  • Plastic pollution is a common problem in marine ecosystems. Marine animals can mistake plastic for food, which can slow their growth and, in some cases, lead to death. Some animals appear to eat a variety of plastics, but other animals tend to eat one type, colour, or form of plastic. To help understand why and how animals may eat only particular plastics, this project will test whether a marine invertebrate eats different types of plastics at the same rate and whether eating different types of plastic has varying effects on growth, survival, or behaviour.

View all Available Projects

Publications

Featured Publications

Book Chapter

Journal Article

Other Outputs

Grants (Administered at UQ)

Possible Research Projects

Note for students: The possible research projects listed on this page may not be comprehensive or up to date. Always feel free to contact the staff for more information, and also with your own research ideas.

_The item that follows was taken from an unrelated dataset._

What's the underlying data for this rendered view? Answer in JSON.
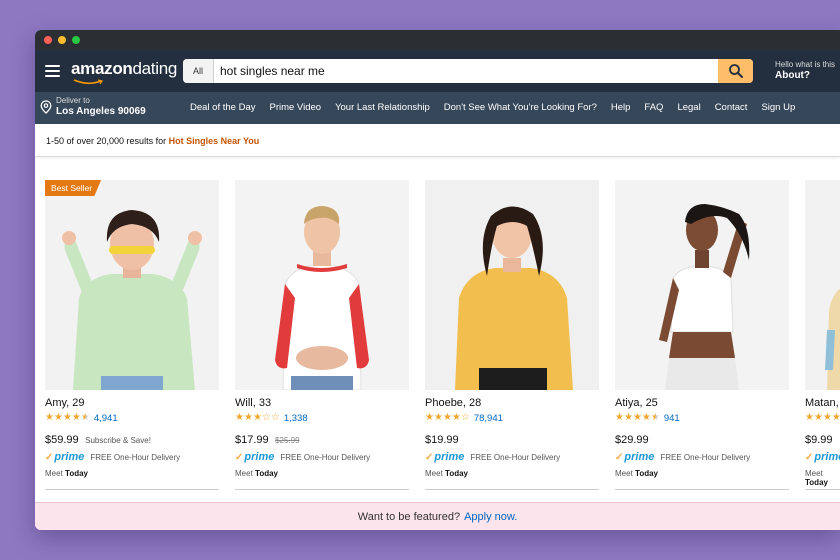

  • Plastic pollution is a common problem in marine ecosystems. Marine animals can mistake plastic for food, which can slow their growth and, in some cases, lead to death. Some animals appear to eat a variety of plastics, but other animals tend to eat one type, colour, or form of plastic. To help understand why and how animals may eat only particular plastics, this project will test whether a marine invertebrate eats different types of plastics at the same rate and whether eating different types of plastic has varying effects on growth, survival, or behaviour.